## Task to complete
Print each entry exactly, all the way through.

## Available data
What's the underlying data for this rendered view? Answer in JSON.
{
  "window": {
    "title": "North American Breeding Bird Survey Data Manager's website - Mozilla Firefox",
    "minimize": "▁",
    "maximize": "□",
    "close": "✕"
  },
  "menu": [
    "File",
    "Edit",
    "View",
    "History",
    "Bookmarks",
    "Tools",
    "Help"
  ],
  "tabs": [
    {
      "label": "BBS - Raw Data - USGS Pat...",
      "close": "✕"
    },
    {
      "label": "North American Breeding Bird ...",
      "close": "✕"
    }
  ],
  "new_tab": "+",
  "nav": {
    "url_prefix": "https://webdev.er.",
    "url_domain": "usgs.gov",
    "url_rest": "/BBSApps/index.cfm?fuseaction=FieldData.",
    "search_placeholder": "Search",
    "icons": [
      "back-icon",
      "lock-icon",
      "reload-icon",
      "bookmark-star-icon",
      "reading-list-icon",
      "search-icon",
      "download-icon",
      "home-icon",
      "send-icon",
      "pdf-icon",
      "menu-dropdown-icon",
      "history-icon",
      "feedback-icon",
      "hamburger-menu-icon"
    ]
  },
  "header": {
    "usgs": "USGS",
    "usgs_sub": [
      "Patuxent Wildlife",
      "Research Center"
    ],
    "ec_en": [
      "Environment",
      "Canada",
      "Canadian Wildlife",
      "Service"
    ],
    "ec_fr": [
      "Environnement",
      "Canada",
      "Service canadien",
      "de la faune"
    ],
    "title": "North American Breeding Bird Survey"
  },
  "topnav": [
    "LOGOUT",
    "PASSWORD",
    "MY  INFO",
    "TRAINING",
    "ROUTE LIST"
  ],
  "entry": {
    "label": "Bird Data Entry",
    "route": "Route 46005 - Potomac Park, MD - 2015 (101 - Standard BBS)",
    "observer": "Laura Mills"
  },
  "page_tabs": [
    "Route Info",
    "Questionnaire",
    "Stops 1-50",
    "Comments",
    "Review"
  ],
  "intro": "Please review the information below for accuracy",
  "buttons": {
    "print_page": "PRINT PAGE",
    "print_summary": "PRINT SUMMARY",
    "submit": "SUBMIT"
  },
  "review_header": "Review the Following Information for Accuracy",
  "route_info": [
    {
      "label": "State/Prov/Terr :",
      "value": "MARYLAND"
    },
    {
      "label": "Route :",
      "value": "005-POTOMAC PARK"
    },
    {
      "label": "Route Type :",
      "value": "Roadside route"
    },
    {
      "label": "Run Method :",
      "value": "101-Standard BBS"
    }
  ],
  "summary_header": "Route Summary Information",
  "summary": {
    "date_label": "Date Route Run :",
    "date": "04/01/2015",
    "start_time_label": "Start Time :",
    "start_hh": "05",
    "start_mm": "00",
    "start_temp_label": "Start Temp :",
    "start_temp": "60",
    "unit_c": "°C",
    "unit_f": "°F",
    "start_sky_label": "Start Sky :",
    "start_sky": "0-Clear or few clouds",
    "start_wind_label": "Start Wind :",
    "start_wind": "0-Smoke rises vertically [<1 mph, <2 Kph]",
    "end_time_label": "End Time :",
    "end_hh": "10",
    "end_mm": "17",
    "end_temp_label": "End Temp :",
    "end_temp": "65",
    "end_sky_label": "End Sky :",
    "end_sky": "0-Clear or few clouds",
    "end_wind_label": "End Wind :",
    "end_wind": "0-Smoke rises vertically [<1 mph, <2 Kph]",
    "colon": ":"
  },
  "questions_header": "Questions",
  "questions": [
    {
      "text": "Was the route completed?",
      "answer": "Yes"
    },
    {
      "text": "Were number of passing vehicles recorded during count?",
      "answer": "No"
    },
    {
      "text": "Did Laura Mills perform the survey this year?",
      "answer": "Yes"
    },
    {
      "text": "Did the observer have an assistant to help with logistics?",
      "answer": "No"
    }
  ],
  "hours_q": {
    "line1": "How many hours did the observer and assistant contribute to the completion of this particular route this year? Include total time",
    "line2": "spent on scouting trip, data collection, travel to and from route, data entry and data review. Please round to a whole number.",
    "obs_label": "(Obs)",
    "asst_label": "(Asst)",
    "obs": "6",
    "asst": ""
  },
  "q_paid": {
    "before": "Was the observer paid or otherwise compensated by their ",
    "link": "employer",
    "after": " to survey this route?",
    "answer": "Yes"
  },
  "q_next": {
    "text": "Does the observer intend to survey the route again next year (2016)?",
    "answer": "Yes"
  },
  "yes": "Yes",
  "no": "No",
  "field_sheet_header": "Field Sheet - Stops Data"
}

## Result
What's the underlying data for this rendered view? Answer in JSON.
{
  "window": {
    "title": "North American Breeding Bird Survey Data Manager's website - Mozilla Firefox",
    "minimize": "▁",
    "maximize": "□",
    "close": "✕"
  },
  "menu": [
    "File",
    "Edit",
    "View",
    "History",
    "Bookmarks",
    "Tools",
    "Help"
  ],
  "tabs": [
    {
      "label": "BBS - Raw Data - USGS Pat...",
      "close": "✕"
    },
    {
      "label": "North American Breeding Bird ...",
      "close": "✕"
    }
  ],
  "new_tab": "+",
  "nav": {
    "url_prefix": "https://webdev.er.",
    "url_domain": "usgs.gov",
    "url_rest": "/BBSApps/index.cfm?fuseaction=FieldData.",
    "search_placeholder": "Search",
    "icons": [
      "back-icon",
      "lock-icon",
      "reload-icon",
      "bookmark-star-icon",
      "reading-list-icon",
      "search-icon",
      "download-icon",
      "home-icon",
      "send-icon",
      "pdf-icon",
      "menu-dropdown-icon",
      "history-icon",
      "feedback-icon",
      "hamburger-menu-icon"
    ]
  },
  "header": {
    "usgs": "USGS",
    "usgs_sub": [
      "Patuxent Wildlife",
      "Research Center"
    ],
    "ec_en": [
      "Environment",
      "Canada",
      "Canadian Wildlife",
      "Service"
    ],
    "ec_fr": [
      "Environnement",
      "Canada",
      "Service canadien",
      "de la faune"
    ],
    "title": "North American Breeding Bird Survey"
  },
  "topnav": [
    "LOGOUT",
    "PASSWORD",
    "MY  INFO",
    "TRAINING",
    "ROUTE LIST"
  ],
  "entry": {
    "label": "Bird Data Entry",
    "route": "Route 46005 - Potomac Park, MD - 2015 (101 - Standard BBS)",
    "observer": "Laura Mills"
  },
  "page_tabs": [
    "Route Info",
    "Questionnaire",
    "Stops 1-50",
    "Comments",
    "Review"
  ],
  "intro": "Please review the information below for accuracy",
  "buttons": {
    "print_page": "PRINT PAGE",
    "print_summary": "PRINT SUMMARY",
    "submit": "SUBMIT"
  },
  "review_header": "Review the Following Information for Accuracy",
  "route_info": [
    {
      "label": "State/Prov/Terr :",
      "value": "MARYLAND"
    },
    {
      "label": "Route :",
      "value": "005-POTOMAC PARK"
    },
    {
      "label": "Route Type :",
      "value": "Roadside route"
    },
    {
      "label": "Run Method :",
      "value": "101-Standard BBS"
    }
  ],
  "summary_header": "Route Summary Information",
  "summary": {
    "date_label": "Date Route Run :",
    "date": "04/01/2015",
    "start_time_label": "Start Time :",
    "start_hh": "05",
    "start_mm": "00",
    "start_temp_label": "Start Temp :",
    "start_temp": "60",
    "unit_c": "°C",
    "unit_f": "°F",
    "start_sky_label": "Start Sky :",
    "start_sky": "0-Clear or few clouds",
    "start_wind_label": "Start Wind :",
    "start_wind": "0-Smoke rises vertically [<1 mph, <2 Kph]",
    "end_time_label": "End Time :",
    "end_hh": "10",
    "end_mm": "17",
    "end_temp_label": "End Temp :",
    "end_temp": "65",
    "end_sky_label": "End Sky :",
    "end_sky": "0-Clear or few clouds",
    "end_wind_label": "End Wind :",
    "end_wind": "0-Smoke rises vertically [<1 mph, <2 Kph]",
    "colon": ":"
  },
  "questions_header": "Questions",
  "questions": [
    {
      "text": "Was the route completed?",
      "answer": "Yes"
    },
    {
      "text": "Were number of passing vehicles recorded during count?",
      "answer": "No"
    },
    {
      "text": "Did Laura Mills perform the survey this year?",
      "answer": "Yes"
    },
    {
      "text": "Did the observer have an assistant to help with logistics?",
      "answer": "No"
    }
  ],
  "hours_q": {
    "line1": "How many hours did the observer and assistant contribute to the completion of this particular route this year? Include total time",
    "line2": "spent on scouting trip, data collection, travel to and from route, data entry and data review. Please round to a whole number.",
    "obs_label": "(Obs)",
    "asst_label": "(Asst)",
    "obs": "6",
    "asst": ""
  },
  "q_paid": {
    "before": "Was the observer paid or otherwise compensated by their ",
    "link": "employer",
    "after": " to survey this route?",
    "answer": "Yes"
  },
  "q_next": {
    "text": "Does the observer intend to survey the route again next year (2016)?",
    "answer": "Yes"
  },
  "yes": "Yes",
  "no": "No",
  "field_sheet_header": "Field Sheet - Stops Data"
}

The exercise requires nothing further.